Monday, January 5, 2015

Mutt Facts

MARS VET LAB says there are 38 million mutts in the U.S., meaning about 50% of US dogs are of mixed parentage. And they should know as they own the monopoly on the DNA test franchise. 

But that's a whole lot less than the Humane Society's estimate. They say around 70% are mixes. There are 61 million mongrels in the U.S. within the 83.3 million pet dog population. Additionally, 75% of shelter dogs are mutts.  And 20% of U.S. companion dogs are adopted from shelters. They should know, right?

Whatever the correct answer is, the good news is that shelter euthanasia has decreased significantly in the last few years because shelter volunteers, bless them, socialize the canine inmates, so more people are adopting.  

Do mutts have fewer genetic health issues?  Yes and no. It's true that a mutt with, for instance, a distant Golden Retriever ancestor will have a lower incidence of cancer than a purebred Golden. But a mutt that's only one generation removed from her purebred parent may have the same risk. Although pups have 50% of each parent's genes or variants of the gene, you don't know which parent's genes will be expressed.

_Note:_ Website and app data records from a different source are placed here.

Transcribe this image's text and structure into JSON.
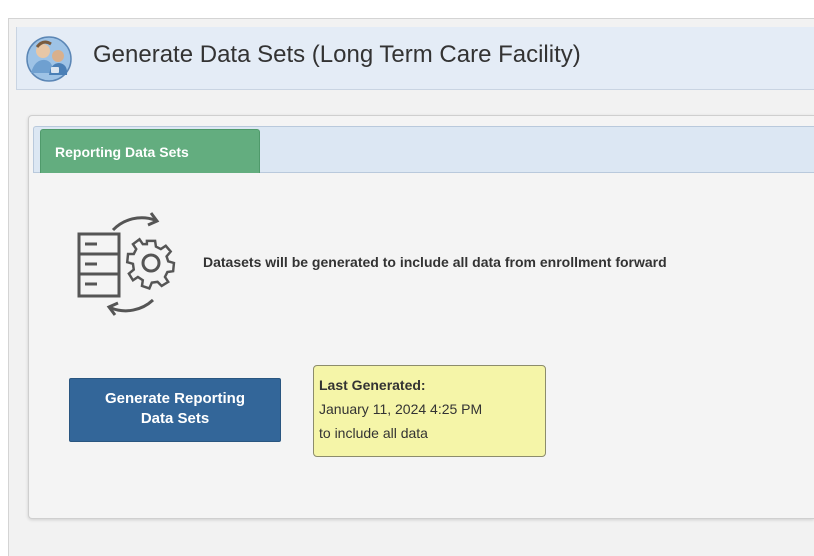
{
  "header": {
    "title": "Generate Data Sets (Long Term Care Facility)",
    "logo_icon": "nhsn-caregiver-logo-icon"
  },
  "tabs": [
    {
      "label": "Reporting Data Sets",
      "active": true
    }
  ],
  "main": {
    "icon": "database-gear-refresh-icon",
    "info_text": "Datasets will be generated to include all data from enrollment forward",
    "generate_button": {
      "line1": "Generate Reporting",
      "line2": "Data Sets"
    },
    "last_generated": {
      "label": "Last Generated:",
      "timestamp": "January 11, 2024 4:25 PM",
      "note": "to include all data"
    }
  },
  "colors": {
    "title_bar": "#e4ecf6",
    "tab_active": "#63ad7f",
    "button": "#336699",
    "tooltip_bg": "#f5f5a8"
  }
}
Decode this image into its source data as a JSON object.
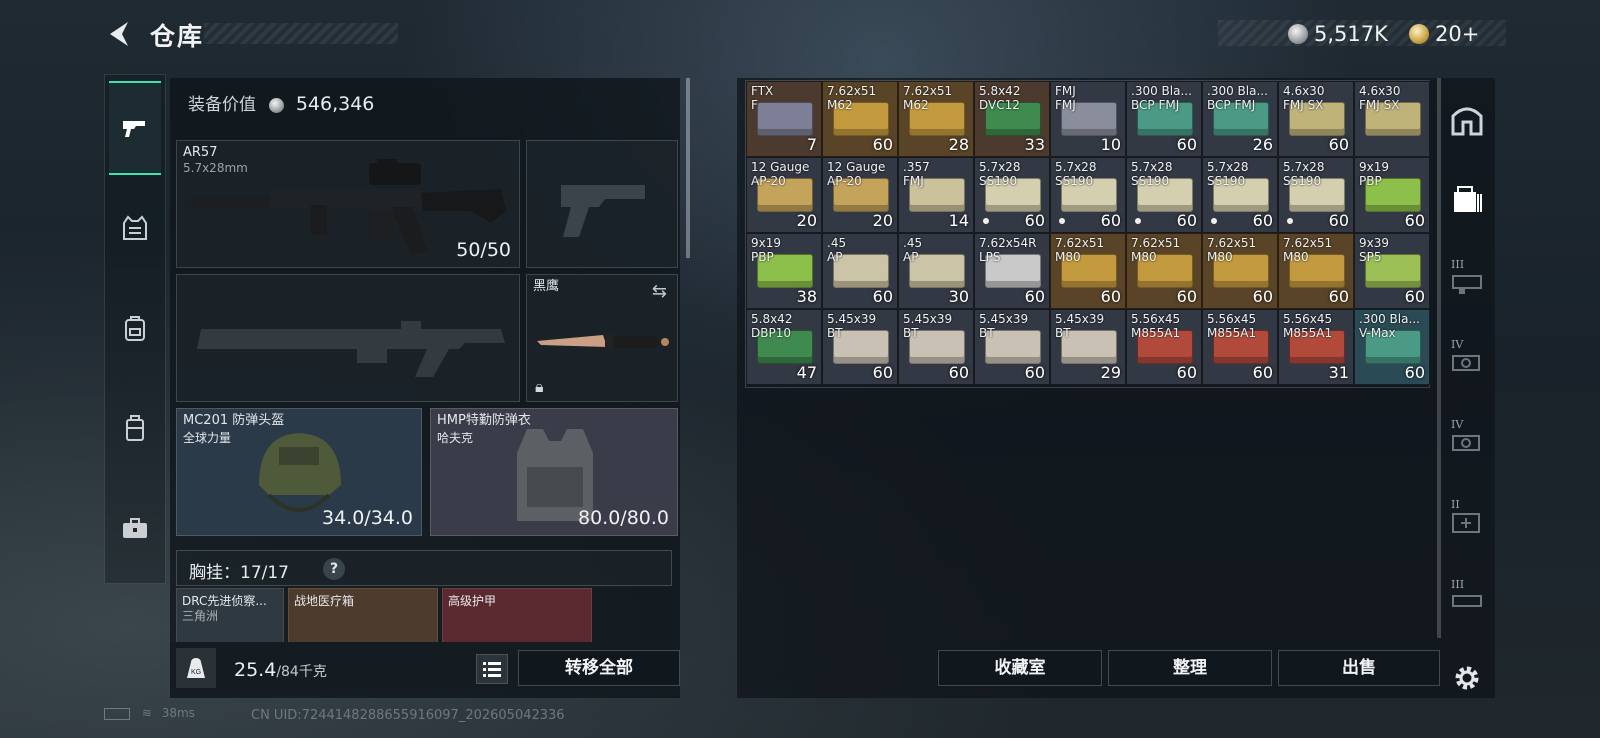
{
  "header": {
    "title": "仓库"
  },
  "currency": {
    "silver": "5,517K",
    "gold": "20+"
  },
  "left_nav": {
    "items": [
      "weapons-tab",
      "armor-tab",
      "backpack-tab",
      "rig-tab",
      "case-tab"
    ],
    "active": "weapons-tab"
  },
  "loadout": {
    "equip_value_label": "装备价值",
    "equip_value": "546,346",
    "primary": {
      "name": "AR57",
      "caliber": "5.7x28mm",
      "ammo": "50/50"
    },
    "melee": {
      "name": "黑鹰"
    },
    "helmet": {
      "name": "MC201 防弹头盔",
      "sub": "全球力量",
      "durability": "34.0/34.0"
    },
    "armor": {
      "name": "HMP特勤防弹衣",
      "sub": "哈夫克",
      "durability": "80.0/80.0"
    },
    "rig": {
      "label": "胸挂：",
      "capacity": "17/17",
      "help": "?"
    },
    "rig_items": [
      {
        "name": "DRC先进侦察...",
        "sub": "三角洲"
      },
      {
        "name": "战地医疗箱",
        "sub": ""
      },
      {
        "name": "高级护甲",
        "sub": ""
      }
    ],
    "weight": {
      "value": "25.4",
      "max": "/84千克"
    },
    "transfer_all": "转移全部"
  },
  "stash": {
    "items": [
      {
        "cal": [
          "FTX",
          "F"
        ],
        "count": "7",
        "color": "#7c7f95",
        "bg": "#4c3a2e"
      },
      {
        "cal": [
          "7.62x51",
          "M62"
        ],
        "count": "60",
        "color": "#c49a3e",
        "bg": "#5a4428"
      },
      {
        "cal": [
          "7.62x51",
          "M62"
        ],
        "count": "28",
        "color": "#c49a3e",
        "bg": "#5a4428"
      },
      {
        "cal": [
          "5.8x42",
          "DVC12"
        ],
        "count": "33",
        "color": "#3f8a4e",
        "bg": "#4c3a2e"
      },
      {
        "cal": [
          "FMJ",
          "FMJ"
        ],
        "count": "10",
        "color": "#8a8d9c",
        "bg": "#323844"
      },
      {
        "cal": [
          ".300 Bla...",
          "BCP FMJ"
        ],
        "count": "60",
        "color": "#4a9a86",
        "bg": "#323844"
      },
      {
        "cal": [
          ".300 Bla...",
          "BCP FMJ"
        ],
        "count": "26",
        "color": "#4a9a86",
        "bg": "#323844"
      },
      {
        "cal": [
          "4.6x30",
          "FMJ SX"
        ],
        "count": "60",
        "color": "#bfb37a",
        "bg": "#323844"
      },
      {
        "cal": [
          "4.6x30",
          "FMJ SX"
        ],
        "count": "",
        "color": "#bfb37a",
        "bg": "#323844"
      },
      {
        "cal": [
          "12 Gauge",
          "AP-20"
        ],
        "count": "20",
        "color": "#c4a35a",
        "bg": "#323844"
      },
      {
        "cal": [
          "12 Gauge",
          "AP-20"
        ],
        "count": "20",
        "color": "#c4a35a",
        "bg": "#323844"
      },
      {
        "cal": [
          ".357",
          "FMJ"
        ],
        "count": "14",
        "color": "#cbc29c",
        "bg": "#323844"
      },
      {
        "cal": [
          "5.7x28",
          "SS190"
        ],
        "count": "60",
        "color": "#d4cfae",
        "bg": "#323844",
        "dot": true
      },
      {
        "cal": [
          "5.7x28",
          "SS190"
        ],
        "count": "60",
        "color": "#d4cfae",
        "bg": "#323844",
        "dot": true
      },
      {
        "cal": [
          "5.7x28",
          "SS190"
        ],
        "count": "60",
        "color": "#d4cfae",
        "bg": "#323844",
        "dot": true
      },
      {
        "cal": [
          "5.7x28",
          "SS190"
        ],
        "count": "60",
        "color": "#d4cfae",
        "bg": "#323844",
        "dot": true
      },
      {
        "cal": [
          "5.7x28",
          "SS190"
        ],
        "count": "60",
        "color": "#d4cfae",
        "bg": "#323844",
        "dot": true
      },
      {
        "cal": [
          "9x19",
          "PBP"
        ],
        "count": "60",
        "color": "#8cc04a",
        "bg": "#323844"
      },
      {
        "cal": [
          "9x19",
          "PBP"
        ],
        "count": "38",
        "color": "#8cc04a",
        "bg": "#323844"
      },
      {
        "cal": [
          ".45",
          "AP"
        ],
        "count": "60",
        "color": "#ccc4a6",
        "bg": "#323844"
      },
      {
        "cal": [
          ".45",
          "AP"
        ],
        "count": "30",
        "color": "#ccc4a6",
        "bg": "#323844"
      },
      {
        "cal": [
          "7.62x54R",
          "LPS"
        ],
        "count": "60",
        "color": "#c9c9c9",
        "bg": "#323844"
      },
      {
        "cal": [
          "7.62x51",
          "M80"
        ],
        "count": "60",
        "color": "#c49a3e",
        "bg": "#5a4428"
      },
      {
        "cal": [
          "7.62x51",
          "M80"
        ],
        "count": "60",
        "color": "#c49a3e",
        "bg": "#5a4428"
      },
      {
        "cal": [
          "7.62x51",
          "M80"
        ],
        "count": "60",
        "color": "#c49a3e",
        "bg": "#5a4428"
      },
      {
        "cal": [
          "7.62x51",
          "M80"
        ],
        "count": "60",
        "color": "#c49a3e",
        "bg": "#5a4428"
      },
      {
        "cal": [
          "9x39",
          "SP5"
        ],
        "count": "60",
        "color": "#9bbf55",
        "bg": "#323844"
      },
      {
        "cal": [
          "5.8x42",
          "DBP10"
        ],
        "count": "47",
        "color": "#3f8a4e",
        "bg": "#323844"
      },
      {
        "cal": [
          "5.45x39",
          "BT"
        ],
        "count": "60",
        "color": "#c9c2b4",
        "bg": "#323844"
      },
      {
        "cal": [
          "5.45x39",
          "BT"
        ],
        "count": "60",
        "color": "#c9c2b4",
        "bg": "#323844"
      },
      {
        "cal": [
          "5.45x39",
          "BT"
        ],
        "count": "60",
        "color": "#c9c2b4",
        "bg": "#323844"
      },
      {
        "cal": [
          "5.45x39",
          "BT"
        ],
        "count": "29",
        "color": "#c9c2b4",
        "bg": "#323844"
      },
      {
        "cal": [
          "5.56x45",
          "M855A1"
        ],
        "count": "60",
        "color": "#b24a3c",
        "bg": "#323844"
      },
      {
        "cal": [
          "5.56x45",
          "M855A1"
        ],
        "count": "60",
        "color": "#b24a3c",
        "bg": "#323844"
      },
      {
        "cal": [
          "5.56x45",
          "M855A1"
        ],
        "count": "31",
        "color": "#b24a3c",
        "bg": "#323844"
      },
      {
        "cal": [
          ".300 Bla...",
          "V-Max"
        ],
        "count": "60",
        "color": "#4a9a86",
        "bg": "#2a4a55"
      }
    ],
    "buttons": {
      "collection": "收藏室",
      "sort": "整理",
      "sell": "出售"
    }
  },
  "right_tabs": [
    "safe-icon",
    "ammo-box-icon",
    "III",
    "IV",
    "IV",
    "II",
    "III"
  ],
  "status": {
    "ping": "38ms",
    "uid": "CN UID:7244148288655916097_202605042336"
  }
}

Overall the incidence of genetic pathologies in mixed breeds is a little lower than their purebred counterparts.  Read more details about disease averages at this site.  

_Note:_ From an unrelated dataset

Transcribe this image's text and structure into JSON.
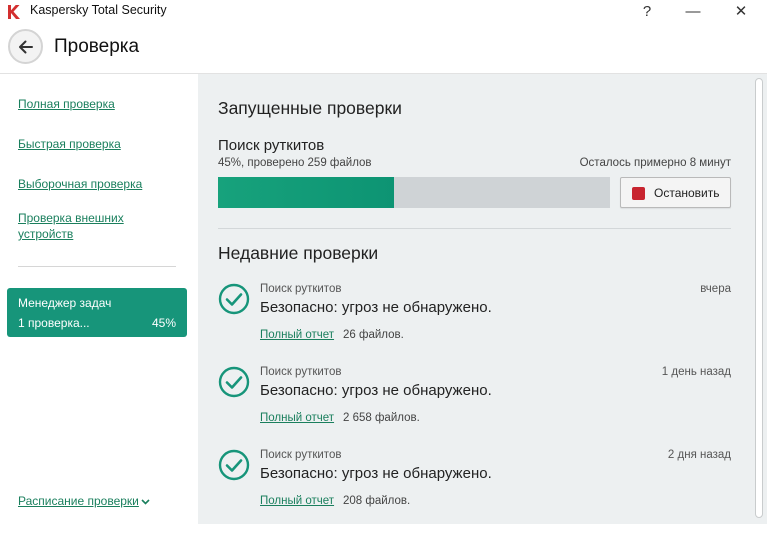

But I won't argue which dogs are the best.  Mutts of course. Here are some of mine:

Lollie, Jess, Izzy, Gus and Chance

1 comment:

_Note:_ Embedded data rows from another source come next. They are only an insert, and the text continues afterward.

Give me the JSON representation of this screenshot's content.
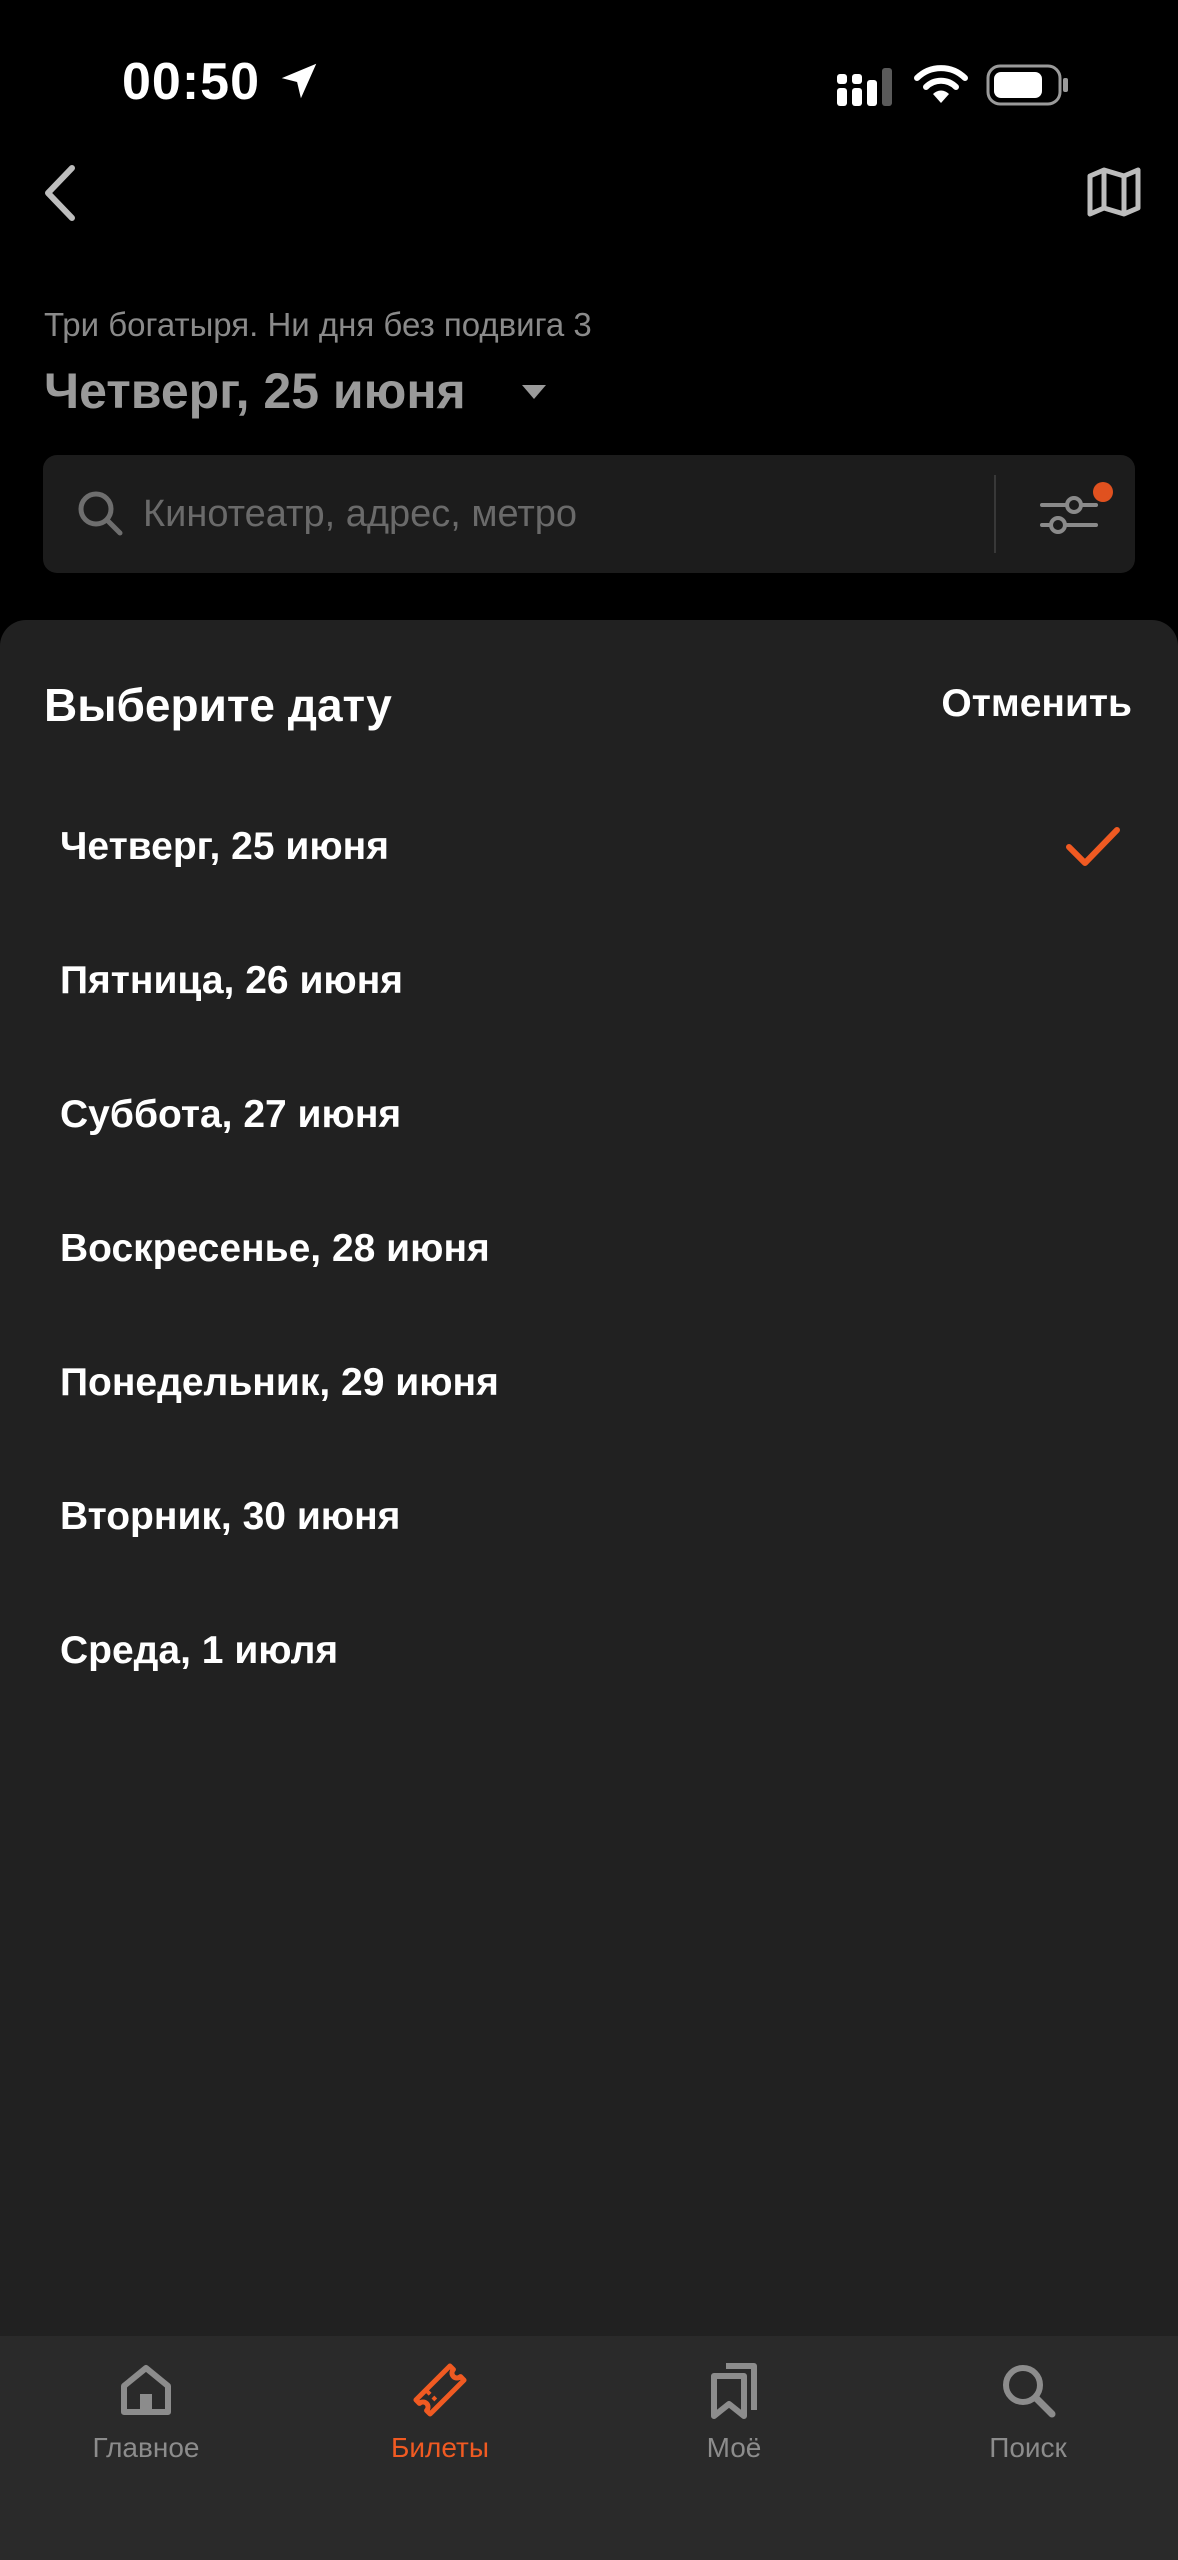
{
  "status_bar": {
    "time": "00:50"
  },
  "header": {
    "movie_title": "Три богатыря. Ни дня без подвига 3",
    "selected_date": "Четверг, 25 июня"
  },
  "search": {
    "placeholder": "Кинотеатр, адрес, метро",
    "value": ""
  },
  "date_sheet": {
    "title": "Выберите дату",
    "cancel_label": "Отменить",
    "dates": [
      {
        "label": "Четверг, 25 июня",
        "selected": true
      },
      {
        "label": "Пятница, 26 июня",
        "selected": false
      },
      {
        "label": "Суббота, 27 июня",
        "selected": false
      },
      {
        "label": "Воскресенье, 28 июня",
        "selected": false
      },
      {
        "label": "Понедельник, 29 июня",
        "selected": false
      },
      {
        "label": "Вторник, 30 июня",
        "selected": false
      },
      {
        "label": "Среда, 1 июля",
        "selected": false
      }
    ]
  },
  "tab_bar": {
    "tabs": [
      {
        "label": "Главное",
        "icon": "home-icon",
        "active": false
      },
      {
        "label": "Билеты",
        "icon": "ticket-icon",
        "active": true
      },
      {
        "label": "Моё",
        "icon": "bookmarks-icon",
        "active": false
      },
      {
        "label": "Поиск",
        "icon": "search-icon",
        "active": false
      }
    ]
  },
  "colors": {
    "accent": "#f05a22",
    "background": "#000000",
    "sheet": "#212121",
    "tab_bar": "#2a2a2a",
    "filter_dot": "#e0511f"
  }
}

  1. Interesting post...I know many people prefer the 'mutt' to a purebred, believing that there are less health issues to deal with, but you do make a good point in that any pathology common in a particular breed could be expressed in any dog derived thereof.....I have to say that although I have purebred dogs, I do love 'mutts', they have such interesting faces, bodies and behaviours, this is so obvious in the photos of your mutt brood, they are all so special!!!!!